Ask At School
Does A Suicide Prevention Program Exist At Your School?

School systems have, in recent years, become acutely aware of youth suicide and the risk factors that can lead to it; like classroom bullying, underlying family problems, and drug and alcohol abuse. But not all systems have adopted a proactive suicide prevention module in their health curricula, nor do all systems mandate suicide prevention training for their faculties, administrations, and staffs.

Start by asking these questions in the guidance office:

  • “Is there a suicide prevention program in place here that teaches those in the school who work with our kids to spot the warning signs and take remedial action?”
  • Ask about the training that teachers get. In Maryland, public schools are required to have training available, but not to actually give it, except on a volunteer basis.
  • “Is there a protocol that every adult in the school knows for responding to a suicide threat?”

If the answers are unsatisfactory, start by visiting More Than Sad, which is a program of the American Foundation for Suicide Prevention that provides education about factors that put youth at risk for suicide, in particular depression and other mental disorders.

Or visit the SOS! Signs of Suicide program, which is an award-winning, nationally recognized program designed for middle and high school-age students. It teaches students how to identify the symptoms of depression and suicidality in themselves or their friends, and encourages help-seeking through the use of the ACT® (Acknowledge, Care, Tell) technique.

Why Ask?
Is There a Youth Mental Health First Aid Trainer At Your School?

In 2013, President Obama called for 50,000 citizens to receive Mental Health First Aid training; potentially providing a certified trainer for every school in the nation.

Mental Health First Aid is a groundbreaking public education program that helps the public identify, understand, and respond to signs of mental illnesses and substance use disorders.
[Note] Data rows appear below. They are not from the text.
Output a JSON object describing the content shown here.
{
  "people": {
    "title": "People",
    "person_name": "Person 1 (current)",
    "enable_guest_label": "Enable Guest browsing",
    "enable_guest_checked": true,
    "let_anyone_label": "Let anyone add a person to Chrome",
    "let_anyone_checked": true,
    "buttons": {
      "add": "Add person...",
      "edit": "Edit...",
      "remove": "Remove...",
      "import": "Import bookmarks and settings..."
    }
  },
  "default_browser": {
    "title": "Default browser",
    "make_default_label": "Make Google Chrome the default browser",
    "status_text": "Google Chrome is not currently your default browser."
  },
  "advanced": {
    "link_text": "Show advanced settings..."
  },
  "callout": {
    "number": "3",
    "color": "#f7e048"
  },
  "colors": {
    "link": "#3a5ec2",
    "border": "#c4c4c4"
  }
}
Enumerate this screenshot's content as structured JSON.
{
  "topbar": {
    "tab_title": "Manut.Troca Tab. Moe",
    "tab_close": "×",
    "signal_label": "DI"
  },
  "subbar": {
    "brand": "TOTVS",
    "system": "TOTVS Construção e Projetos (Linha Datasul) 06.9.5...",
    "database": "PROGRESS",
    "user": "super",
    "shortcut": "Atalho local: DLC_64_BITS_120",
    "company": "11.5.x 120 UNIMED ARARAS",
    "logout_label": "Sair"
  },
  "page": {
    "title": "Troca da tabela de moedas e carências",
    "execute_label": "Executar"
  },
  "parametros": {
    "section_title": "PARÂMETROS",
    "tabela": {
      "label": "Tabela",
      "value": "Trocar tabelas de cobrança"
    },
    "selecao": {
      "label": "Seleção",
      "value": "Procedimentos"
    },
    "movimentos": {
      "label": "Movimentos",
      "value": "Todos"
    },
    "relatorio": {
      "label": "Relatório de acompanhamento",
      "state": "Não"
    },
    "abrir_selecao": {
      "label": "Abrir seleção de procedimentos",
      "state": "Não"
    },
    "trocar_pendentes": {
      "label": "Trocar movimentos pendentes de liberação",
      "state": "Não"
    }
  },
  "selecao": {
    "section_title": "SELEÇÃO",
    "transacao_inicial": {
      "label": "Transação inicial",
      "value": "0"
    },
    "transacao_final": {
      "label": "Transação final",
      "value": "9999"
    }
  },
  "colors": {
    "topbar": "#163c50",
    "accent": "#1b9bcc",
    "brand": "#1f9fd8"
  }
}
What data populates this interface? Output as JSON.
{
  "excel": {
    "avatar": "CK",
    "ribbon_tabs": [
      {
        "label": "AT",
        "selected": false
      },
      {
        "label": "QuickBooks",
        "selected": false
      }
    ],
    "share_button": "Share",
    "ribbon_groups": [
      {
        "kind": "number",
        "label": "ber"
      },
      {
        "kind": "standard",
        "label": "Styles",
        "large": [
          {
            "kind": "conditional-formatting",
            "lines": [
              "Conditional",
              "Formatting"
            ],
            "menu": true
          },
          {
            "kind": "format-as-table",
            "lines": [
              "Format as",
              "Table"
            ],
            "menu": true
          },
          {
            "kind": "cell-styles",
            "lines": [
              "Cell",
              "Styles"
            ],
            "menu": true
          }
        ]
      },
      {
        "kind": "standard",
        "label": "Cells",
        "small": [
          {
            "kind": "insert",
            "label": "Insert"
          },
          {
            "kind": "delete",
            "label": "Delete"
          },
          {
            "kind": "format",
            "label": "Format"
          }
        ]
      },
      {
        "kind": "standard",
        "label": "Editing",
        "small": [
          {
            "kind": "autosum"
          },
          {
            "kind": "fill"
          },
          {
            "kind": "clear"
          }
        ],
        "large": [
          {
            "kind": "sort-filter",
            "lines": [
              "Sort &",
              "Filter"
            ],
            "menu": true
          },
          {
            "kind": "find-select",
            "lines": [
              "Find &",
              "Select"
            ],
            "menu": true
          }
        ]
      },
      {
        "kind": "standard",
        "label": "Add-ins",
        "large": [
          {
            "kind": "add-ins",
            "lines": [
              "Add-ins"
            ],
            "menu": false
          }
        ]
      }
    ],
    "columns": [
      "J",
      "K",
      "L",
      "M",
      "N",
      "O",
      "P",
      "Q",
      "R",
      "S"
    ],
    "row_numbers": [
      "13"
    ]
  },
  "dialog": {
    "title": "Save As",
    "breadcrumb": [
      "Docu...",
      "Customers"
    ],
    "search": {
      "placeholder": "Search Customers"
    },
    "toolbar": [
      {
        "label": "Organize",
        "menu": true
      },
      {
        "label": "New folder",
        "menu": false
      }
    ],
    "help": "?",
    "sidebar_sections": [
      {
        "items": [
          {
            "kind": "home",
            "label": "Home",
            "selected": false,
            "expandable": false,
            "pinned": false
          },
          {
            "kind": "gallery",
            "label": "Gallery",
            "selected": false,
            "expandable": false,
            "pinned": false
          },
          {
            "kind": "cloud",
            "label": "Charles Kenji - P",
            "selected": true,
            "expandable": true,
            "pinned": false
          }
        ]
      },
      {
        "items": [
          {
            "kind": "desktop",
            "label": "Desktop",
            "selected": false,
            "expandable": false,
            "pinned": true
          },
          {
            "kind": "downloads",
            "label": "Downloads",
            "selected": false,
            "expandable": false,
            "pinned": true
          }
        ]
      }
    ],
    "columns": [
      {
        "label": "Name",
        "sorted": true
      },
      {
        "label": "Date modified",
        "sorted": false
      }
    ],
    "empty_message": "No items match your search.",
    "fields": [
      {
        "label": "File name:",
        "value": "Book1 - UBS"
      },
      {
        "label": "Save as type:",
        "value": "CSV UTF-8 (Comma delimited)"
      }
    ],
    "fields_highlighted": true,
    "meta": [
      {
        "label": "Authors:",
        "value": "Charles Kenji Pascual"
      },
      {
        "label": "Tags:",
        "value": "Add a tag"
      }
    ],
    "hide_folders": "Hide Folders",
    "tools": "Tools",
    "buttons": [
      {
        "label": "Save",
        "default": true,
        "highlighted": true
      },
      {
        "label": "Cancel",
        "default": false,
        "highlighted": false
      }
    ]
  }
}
The 12-hour workshop is for preparing school personnel, and others in the community who are concerned. It has been covered in USA Today, it has received national media attention, and has been praised in statehouses across the nation.

Visit Mental Health First Aid USA to learn more.